Essentially, I think it’s about defying structure: a reaction to the rigidity imposed on us—both by ourselves and by the collective—all as we seek to carve out uniquely satisfying lives. And in my particular case, it isn’t any one thing, but more like an impression: an at-times almost physical sensation of walking with walls on. (Damnit, I WILL discuss my burgeoning spirituality with you, friend with whom it’s never been easy to discuss such matters. Or—bam: wall.)

And re: best-case outcome, though observing out loud the aesthetics of another’s beverage may seem less than germane, it’s really not. Not for me. Because—and this is related—if yelling-slash-singing “You Are My Sunshine” at the top of my goddamn lungs on a packed subway platform** causes the aforementioned walls to bend and bow, even a little bit, well, I’ll drink to that.

**Daring my boyfriend, who some time ago came to a sweet understanding of this “thing” of mine, to commit such acts has become a way of projecting my own “stuff” onto another. So like, me: “Come on, babe, if I were to offer you $200 out of hand to go sit on that person’s lap, wouldn’t you do it?” Him: “No.”

TAGS: , , , , , , ,

KRISTEN ELDE, an editor by trade, lives and writes in Brooklyn. Her words have appeared in the Web publications McSweeneys, The Northville Review, Pindeldyboz, and Word Riot, in addition to such magazines as BUST, Health, Runner's World, Running Times, Shape, The Writer, and Writer's Digest. She's also one half of the team behind a wildly unpopular parody food blog, to which she loves contributing.

14 responses to “Close Encounters of the Somewhat Absurd Kind”

  1. Ronlyn Domingue says:

    Sort of like a grown-up prank call, introducing randomness to an otherwise routine activity! There’s a spritely streak to you, isn’t there, Kristen?

  2. Irene Zion (Lenore's Mom) says:

    Kristen, You’re kind of weird and I’m sort of an aficionado of weird.

  3. Matt says:


    Now if only more women would start coming up and asking about my food when I’m out in public…..

  4. I love that you do this.

    I’ve been thinking about The Dice Man a lot recently, and there’s a scene in it where the narrator attempts to give a stranger money, and finds that it’s nigh-on impossible, far more difficult than asking a stranger for money.

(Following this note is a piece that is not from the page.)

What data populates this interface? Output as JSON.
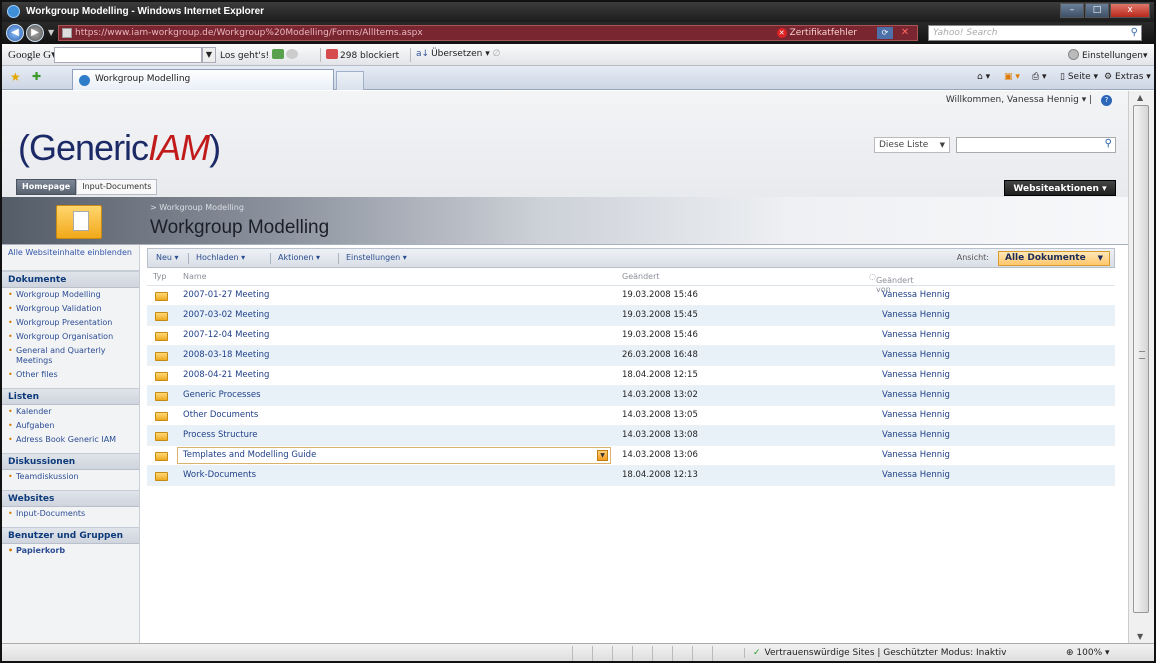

I can’t get enough of little social acts of spriteliness (thanks Ronlyn!) like that.

    • Kristen says:

      Yeah, it’s funny, sometimes, the stuff that winds up feeling hard. Like, I can think of so many weightier things/actions that technically SHOULD be harder, but somehow aren’t…

  5. Zara Potts says:

    You are so cute. I’m with Ronlyn, there is a very lovely spritely streak to you and it makes for very enjoyable reading!

  6. Kristen says:

    Thanks, Zara!

  7. Hmmmm one of the best early Letterman show skits was Dave sending a guy into a restaurant to ask questions of the customers that Dave fed him thru an ear piece … the results often had me rolling on the floor. I love that you do this… love, love, love!!

  8. Marni Grossman says:

    I admire you’re ability to be silly, spontaneous. I’m one of those people who doesn’t even dance in public I’m so afraid of how I’ll be perceived. Kudos to you for being able to just…act.

  9. Kristen Elde says:

    Thanks! It certainly doesn’t come naturally, but I’m constantly workin’ at it…

Leave a Reply

Your email address will not be published. Required fields are marked *